Most separating couples make their own arrangements for the care of their children and division of their
assets, without resort to court proceedings. Others need more support, whether from
dispute resolution services or by judicial determination.
Generally it seems better that parents resolve things for themselves if they can. They are then more
likely to come to an understanding that will allow arrangements to change as they and their children change.
Most people could do with better information to help this happen. Others need to be helped to find routes
to resolve their disputes short of court proceedings. There needs to be a high quality service that is also
capable of dealing appropriately with any risks to them and their children. And if that fails they need
access to court processes that they and their children can understand, and that resolve conflicts as fast as
possible and without inflaming matters further...
There are more fundamental issues that go beyond process.
Children say they do not understand what is going on and do not have enough opportunity to have their say.
There is a lack of understanding about parental responsibility, both legally and more generally:
some mistakenly think the balance of parental responsibility shifts
following separation, with one parent assuming full responsibility for their child.
This goes with the difficulty for all involved in assuring that children retain a relationship with
both parents, and others, including grandparents, after separation where this is safe.
Some have a perception that the system favours mothers over fathers...
The child's welfare should be the court's paramount consideration, as required by the Children Act 1989.
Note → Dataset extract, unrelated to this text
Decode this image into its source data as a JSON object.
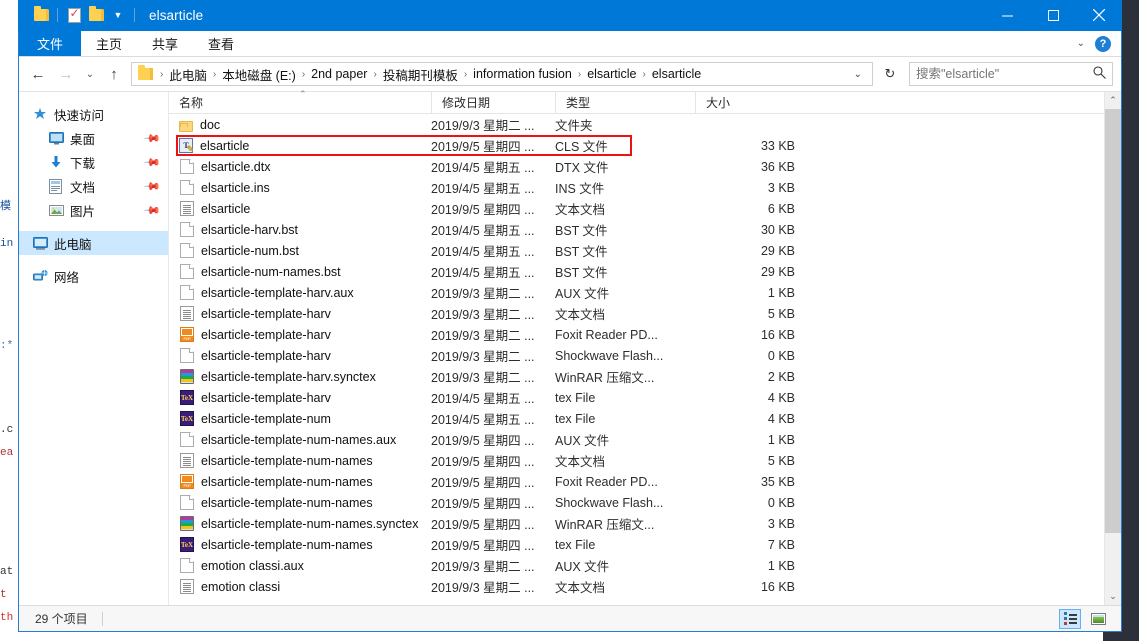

No change should be made that might compromise this principle. Accordingly, no legislation should be introduced
that creates or risks creating the perception that there is a parental right to substantially shared or equal time
for both parents.
For that reason and taking account of further evidence we also do not recommend a change
canvassed in our interim report that legislation might state the importance to the child of a meaningful relationship
with both parents after their separation where this is safe. While true, and indeed a principle that
guides court decisions, we have concluded that this would do more harm than good.
We believe that many parents would benefit from attempting mediation. However we do not propose that this should be compulsory for either party...
Where an order is breached within the first year, the case should go
straight back to court to the same judge to resolve the matter swiftly.
The current enforcement powers should be available. The case should be heard
within a fixed number of days, with the dispute resolved at a single hearing...